I’d like to believe that director, Tom Hooper genuinely believed in this movie at some point. After all, Hooper directed 2012’s film adaptation of Les Miserables, a movie that won a handful of so-so Oscars, and which Cats seems to be intended as a much more upbeat spiritual follow-up to. I also have to believe however that, somewhere along the line, even Hooper realized that there was just no saving this turd. Hooper does what he can to initially try and build some sort of world with Cats, but later into the movie especially, you get the sense that Hooper was just trying to get by and do something. Hooper seemingly didn’t always know exactly what he was doing here, since Cats’ direction is all over the map, ranging wildly from being playful, to crass, to morose, to sinister, to furious, and then back to playful. The only consistent element behind the direction is how horny everyone is all the time. Seriously, why is everyone in this movie so horny all the time?!
‘Horny’ doesn’t really count as a tone though (unless your movie is being distributed by Brazzers), so the only other conclusion I can draw is that Cats doesn’t really have a tone. Instead, it tries a little bit of everything, and amazingly, it succeeds at absolutely none of it. It’s a dead-on-arrival spectacle that’s trying so desperately to convince you it’s somehow alive that you’d think Hooper was trying to channel Weekend at Bernie’s. In fact, the less this movie works, the more Hooper tries to throw more gaudy, over-the-top gloss on it, as if he’s hoping that no one in the audience will notice the smell of shit if he blasts enough confetti in their faces. Unfortunately, that’s not really how senses work. I would say that one should just call a spade a spade here, but Cats weirdly seems to be in denial about its own unrelenting badness, and yet tragically, it’s impossible to ever save it from itself.
You’d think that an adaptation of a stage musical would at least have some halfway decent music in it, right? Well, if there is one small saving grace to Cats, it is the fact that some of its music is tolerable, and not all of its staging choreography is awful (though a lot of it is). Again, it’s Jennifer Hudson that largely salvages the otherwise mediocre-to-tedious singing throughout this movie, with Grizabella being a character that almost manages to achieve the threshold of having a real arc or real emotional stakes. Jennifer Hudson is just one of many actors that are too good for this travesty though, and worse still is that she’s not in the movie very much, because Cats has no idea how to pace its ensemble properly.

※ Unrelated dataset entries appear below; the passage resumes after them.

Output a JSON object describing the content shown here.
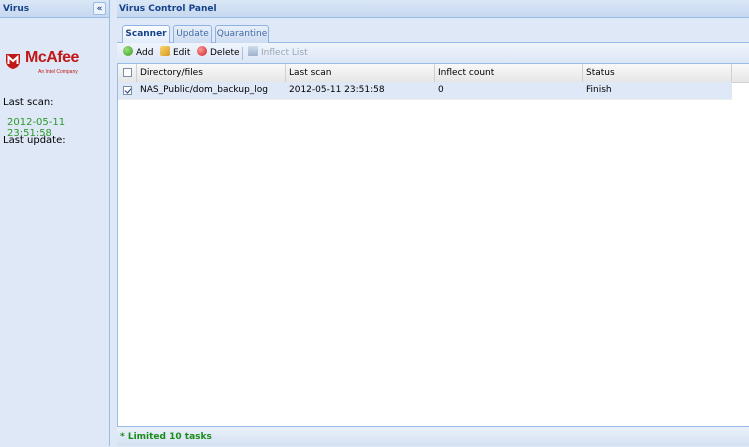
{
  "left_panel": {
    "title": "Virus",
    "collapse_glyph": "«",
    "logo": {
      "text": "McAfee",
      "subtext": "An Intel Company"
    },
    "last_scan_label": "Last scan:",
    "last_scan_value": "2012-05-11 23:51:58",
    "last_update_label": "Last update:"
  },
  "main_panel": {
    "title": "Virus Control Panel",
    "tabs": [
      {
        "label": "Scanner",
        "active": true
      },
      {
        "label": "Update",
        "active": false
      },
      {
        "label": "Quarantine",
        "active": false
      }
    ],
    "toolbar": {
      "add": {
        "label": "Add",
        "icon": "add-circle-icon"
      },
      "edit": {
        "label": "Edit",
        "icon": "pencil-icon"
      },
      "delete": {
        "label": "Delete",
        "icon": "delete-circle-icon"
      },
      "inflect_list": {
        "label": "Inflect List",
        "icon": "list-icon",
        "disabled": true
      }
    },
    "grid": {
      "columns": [
        "Directory/files",
        "Last scan",
        "Inflect count",
        "Status"
      ],
      "rows": [
        {
          "checked": true,
          "directory": "NAS_Public/dom_backup_log",
          "last_scan": "2012-05-11 23:51:58",
          "inflect_count": "0",
          "status": "Finish"
        }
      ]
    },
    "footer": "* Limited 10 tasks"
  },
  "colors": {
    "header_text": "#15428b",
    "panel_bg": "#dfe8f6",
    "border": "#99bbe8",
    "brand_red": "#c01818",
    "green_text": "#2a9a2a"
  }
}
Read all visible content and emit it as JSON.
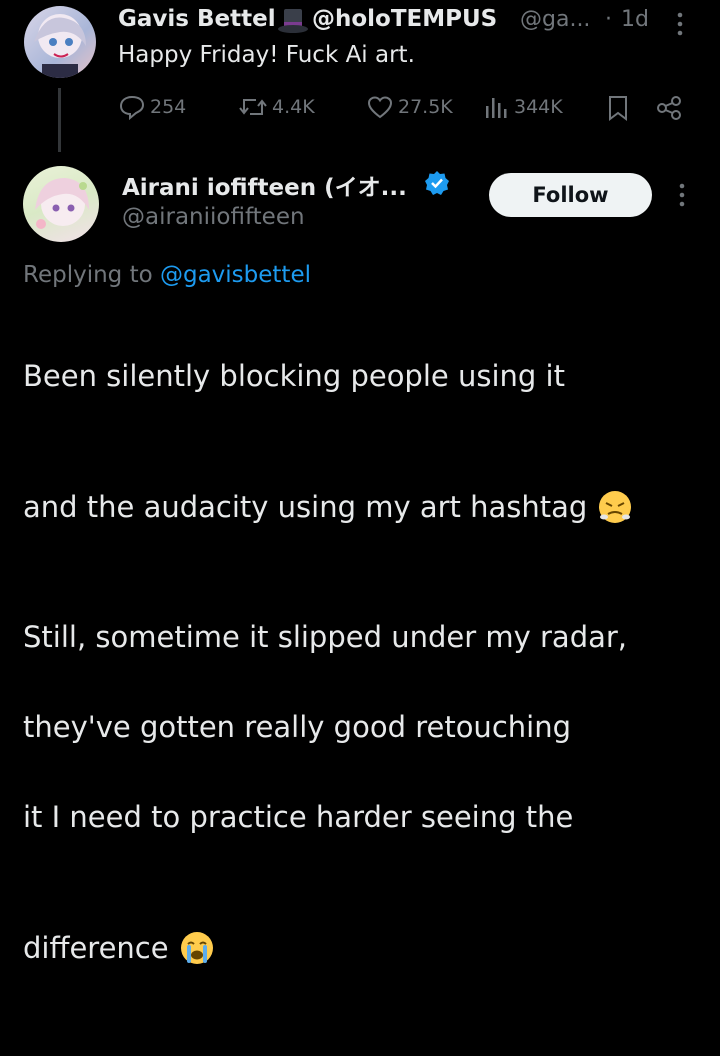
{
  "parent_tweet": {
    "display_name": "Gavis Bettel",
    "name_suffix": "@holoTEMPUS",
    "handle": "@ga...",
    "time_sep": "·",
    "time": "1d",
    "text": "Happy Friday! Fuck Ai art.",
    "stats": {
      "replies": "254",
      "retweets": "4.4K",
      "likes": "27.5K",
      "views": "344K"
    }
  },
  "reply_tweet": {
    "display_name": "Airani iofifteen (イオ...",
    "handle": "@airaniiofifteen",
    "follow_label": "Follow",
    "replying_prefix": "Replying to",
    "replying_handle": "@gavisbettel",
    "text_lines": [
      "Been silently blocking people using it",
      "and the audacity using my art hashtag",
      "Still, sometime it slipped under my radar,",
      "they've gotten really good retouching",
      "it I need to practice harder seeing the",
      "difference"
    ]
  },
  "colors": {
    "accent": "#1d9bf0",
    "muted": "#71767b",
    "text": "#e7e9ea",
    "background": "#000000",
    "follow_bg": "#eff3f4"
  }
}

That’s a big problem in a movie where pretty much every bit of dialogue is sung, and never just spoken. Sure, Tom Hooper directed another movie adaptation of an operatic stage production, Les Miserables, which communicates its story and dialogue pretty much entirely through song as well, but Les Miserables at least had the decency to take place in the real world, during a recognizable point in French history. Cats, on the other hand, is constantly singing about a surreal fantasy world that it claims is interesting, but never manages to present it as anything other than inconsistent and baffling. Despite all of the bombast and fanfare behind the music and audio mixing here, it ultimately amounts to an over-indulgent fallacy of telling, not showing, since all that Cats is actually presenting to go with its occasionally decent singing and music is a bunch of flashy nonsense.

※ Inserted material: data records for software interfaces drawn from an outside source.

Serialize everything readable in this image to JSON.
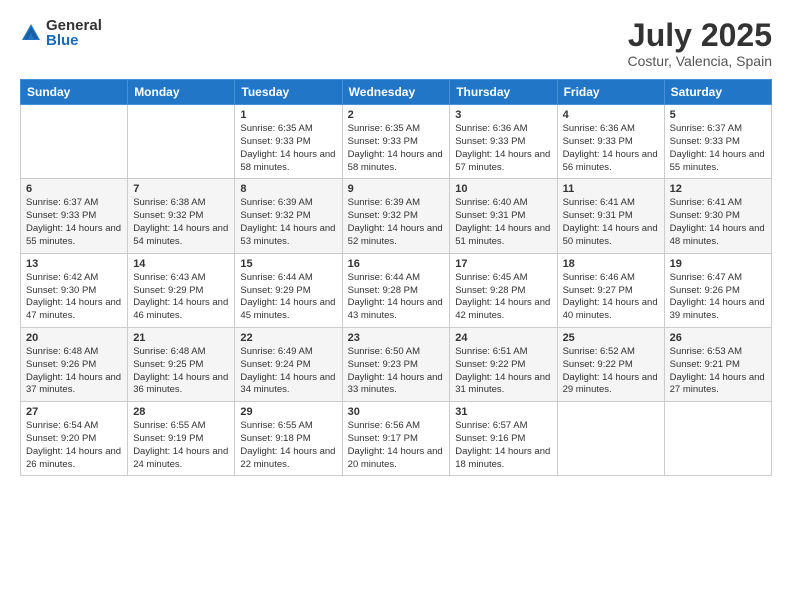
{
  "logo": {
    "general": "General",
    "blue": "Blue"
  },
  "header": {
    "title": "July 2025",
    "subtitle": "Costur, Valencia, Spain"
  },
  "weekdays": [
    "Sunday",
    "Monday",
    "Tuesday",
    "Wednesday",
    "Thursday",
    "Friday",
    "Saturday"
  ],
  "weeks": [
    [
      {
        "day": "",
        "info": ""
      },
      {
        "day": "",
        "info": ""
      },
      {
        "day": "1",
        "info": "Sunrise: 6:35 AM\nSunset: 9:33 PM\nDaylight: 14 hours\nand 58 minutes."
      },
      {
        "day": "2",
        "info": "Sunrise: 6:35 AM\nSunset: 9:33 PM\nDaylight: 14 hours\nand 58 minutes."
      },
      {
        "day": "3",
        "info": "Sunrise: 6:36 AM\nSunset: 9:33 PM\nDaylight: 14 hours\nand 57 minutes."
      },
      {
        "day": "4",
        "info": "Sunrise: 6:36 AM\nSunset: 9:33 PM\nDaylight: 14 hours\nand 56 minutes."
      },
      {
        "day": "5",
        "info": "Sunrise: 6:37 AM\nSunset: 9:33 PM\nDaylight: 14 hours\nand 55 minutes."
      }
    ],
    [
      {
        "day": "6",
        "info": "Sunrise: 6:37 AM\nSunset: 9:33 PM\nDaylight: 14 hours\nand 55 minutes."
      },
      {
        "day": "7",
        "info": "Sunrise: 6:38 AM\nSunset: 9:32 PM\nDaylight: 14 hours\nand 54 minutes."
      },
      {
        "day": "8",
        "info": "Sunrise: 6:39 AM\nSunset: 9:32 PM\nDaylight: 14 hours\nand 53 minutes."
      },
      {
        "day": "9",
        "info": "Sunrise: 6:39 AM\nSunset: 9:32 PM\nDaylight: 14 hours\nand 52 minutes."
      },
      {
        "day": "10",
        "info": "Sunrise: 6:40 AM\nSunset: 9:31 PM\nDaylight: 14 hours\nand 51 minutes."
      },
      {
        "day": "11",
        "info": "Sunrise: 6:41 AM\nSunset: 9:31 PM\nDaylight: 14 hours\nand 50 minutes."
      },
      {
        "day": "12",
        "info": "Sunrise: 6:41 AM\nSunset: 9:30 PM\nDaylight: 14 hours\nand 48 minutes."
      }
    ],
    [
      {
        "day": "13",
        "info": "Sunrise: 6:42 AM\nSunset: 9:30 PM\nDaylight: 14 hours\nand 47 minutes."
      },
      {
        "day": "14",
        "info": "Sunrise: 6:43 AM\nSunset: 9:29 PM\nDaylight: 14 hours\nand 46 minutes."
      },
      {
        "day": "15",
        "info": "Sunrise: 6:44 AM\nSunset: 9:29 PM\nDaylight: 14 hours\nand 45 minutes."
      },
      {
        "day": "16",
        "info": "Sunrise: 6:44 AM\nSunset: 9:28 PM\nDaylight: 14 hours\nand 43 minutes."
      },
      {
        "day": "17",
        "info": "Sunrise: 6:45 AM\nSunset: 9:28 PM\nDaylight: 14 hours\nand 42 minutes."
      },
      {
        "day": "18",
        "info": "Sunrise: 6:46 AM\nSunset: 9:27 PM\nDaylight: 14 hours\nand 40 minutes."
      },
      {
        "day": "19",
        "info": "Sunrise: 6:47 AM\nSunset: 9:26 PM\nDaylight: 14 hours\nand 39 minutes."
      }
    ],
    [
      {
        "day": "20",
        "info": "Sunrise: 6:48 AM\nSunset: 9:26 PM\nDaylight: 14 hours\nand 37 minutes."
      },
      {
        "day": "21",
        "info": "Sunrise: 6:48 AM\nSunset: 9:25 PM\nDaylight: 14 hours\nand 36 minutes."
      },
      {
        "day": "22",
        "info": "Sunrise: 6:49 AM\nSunset: 9:24 PM\nDaylight: 14 hours\nand 34 minutes."
      },
      {
        "day": "23",
        "info": "Sunrise: 6:50 AM\nSunset: 9:23 PM\nDaylight: 14 hours\nand 33 minutes."
      },
      {
        "day": "24",
        "info": "Sunrise: 6:51 AM\nSunset: 9:22 PM\nDaylight: 14 hours\nand 31 minutes."
      },
      {
        "day": "25",
        "info": "Sunrise: 6:52 AM\nSunset: 9:22 PM\nDaylight: 14 hours\nand 29 minutes."
      },
      {
        "day": "26",
        "info": "Sunrise: 6:53 AM\nSunset: 9:21 PM\nDaylight: 14 hours\nand 27 minutes."
      }
    ],
    [
      {
        "day": "27",
        "info": "Sunrise: 6:54 AM\nSunset: 9:20 PM\nDaylight: 14 hours\nand 26 minutes."
      },
      {
        "day": "28",
        "info": "Sunrise: 6:55 AM\nSunset: 9:19 PM\nDaylight: 14 hours\nand 24 minutes."
      },
      {
        "day": "29",
        "info": "Sunrise: 6:55 AM\nSunset: 9:18 PM\nDaylight: 14 hours\nand 22 minutes."
      },
      {
        "day": "30",
        "info": "Sunrise: 6:56 AM\nSunset: 9:17 PM\nDaylight: 14 hours\nand 20 minutes."
      },
      {
        "day": "31",
        "info": "Sunrise: 6:57 AM\nSunset: 9:16 PM\nDaylight: 14 hours\nand 18 minutes."
      },
      {
        "day": "",
        "info": ""
      },
      {
        "day": "",
        "info": ""
      }
    ]
  ]
}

Cats has allegedly had its visuals improved since its initial release, though that’s not the cut of the movie I saw. Reports indicate that Universal initially rushed Cats into theatres before its special effects could be properly completed (and I believe it, because the initial cut of the movie looks pretty awful), but even considering that, I have no idea how one is supposed to make this movie look good. Cats may be a bold experiment in trying something very innovative with the current standard of Hollywood CGI, placing recognizable actor likenesses into extra lithe and detailed cat bodies. The thing is though, it doesn’t work, at all. Even the original stage production from the 1980’s looks more believable than this movie from the very end of 2019, largely because the stage production incorporates actors and sets that are actually present and tangible, whereas this feature film adaptation feels like it was all done in front of a green screen.

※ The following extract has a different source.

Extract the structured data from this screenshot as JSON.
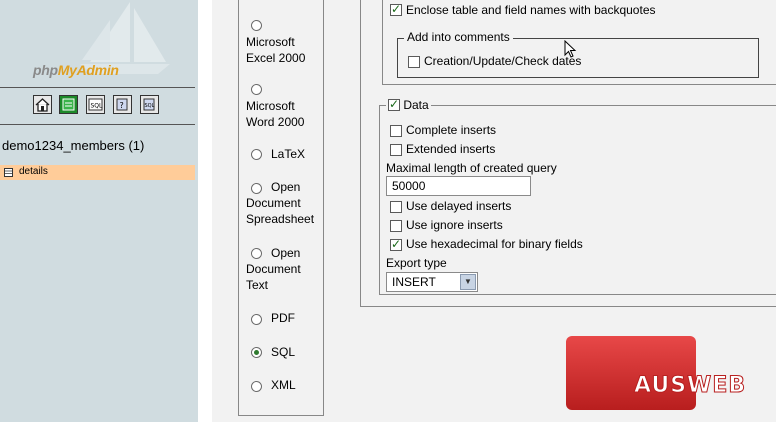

The result is some of the most laughably abysmal CGI-driven filmmaking since the sorry early blockbuster spectacles of the 1990’s! Cats never once succeeds at pulling audiences into its world, which is already making a deliberate effort to be weird and surreal. In a way, it’s a shame, since some of the crew clearly put a ton of effort into the makeup and costume design, which might have actually made for a semi-decent visual suite, if Cats’ final product wasn’t largely an incoherent mess of computer-generated vomit. This in turn completely undermines what should be another saving grace to the movie’s performances, namely the choreography. On stage, Cats can be a very impressive spectacle, due to its awe-inspiring movement and fully-realized dance numbers. On film however, buried under several layers of bad CGI, no one moves naturally, which makes the supposedly ambitious dance numbers fall flat on their faces. It’s all a feeble effort to convince you that you’re looking at something extraordinary, when in reality, you’re witnessing the clumsy preamble to a whole lot of agents being fired.
Cats is the kind of movie that just makes you feel embarrassed for everyone involved. Despite its talented cast and crew, its fairly ambitious production values, and the fact that it’s adapting a multiple Tony-winning stage musical, this movie adaptation of Cats is a horrifically failed experiment that once again illustrates the truth that most modern studio executives never seem to want to accept; Not everything should be a movie. Sometimes, source material is best left alone, and frankly, Cats was doing just fine as a stage production, before Hollywood came along and forcibly dragged it into the world of cinema, kicking, screaming and drugged out of its mind.
Fortunately, this bad deed didn’t go unpunished, since Cats also has the distinction of being one of the worst box office flops of 2019. It’s not hard to see why either. Right from the trailers, Cats fails to justify its existence, taking a stirring, impressively-performed stage musical, and distilling it into a mess of botched CGI and confused direction. This movie wants so badly to convince you that it’s magical, and poetic, and has something to say, but it never says anything, nor does it ever manage to have a real point. It’s Hollywood hubris once again taken to an embarrassing extreme, the metaphorical Icarus of over $90 million, plus the extra high marketing costs, disappearing into a black hole of its own shame and incompetence.
In a way, Cats is fascinatingly terrible though, perhaps granting it some sort of weird second life as a cult favourite disaster akin to The Room or Plan 9 From Outer Space. Perhaps if Cats had more explicitly committed to being an over-the-top farce, maybe it would have been more tolerable as a product of the movie medium. In my humble opinion however, this ill-fated film adaptation of Cats is best left forgotten, not even being worth the semi-laboured litter box pun that serves as the meager consolation prize for critics like me that forced themselves to sit through this holocaust of true entertainment.
- Some of the music is solid
- Jennifer Hudson is decent
- Exceptionally awful writing made worse by very uncomfortable performances
- Confused direction that's trying way too hard
- Horrendously awful, unnatural-looking visuals (especially in the original cut)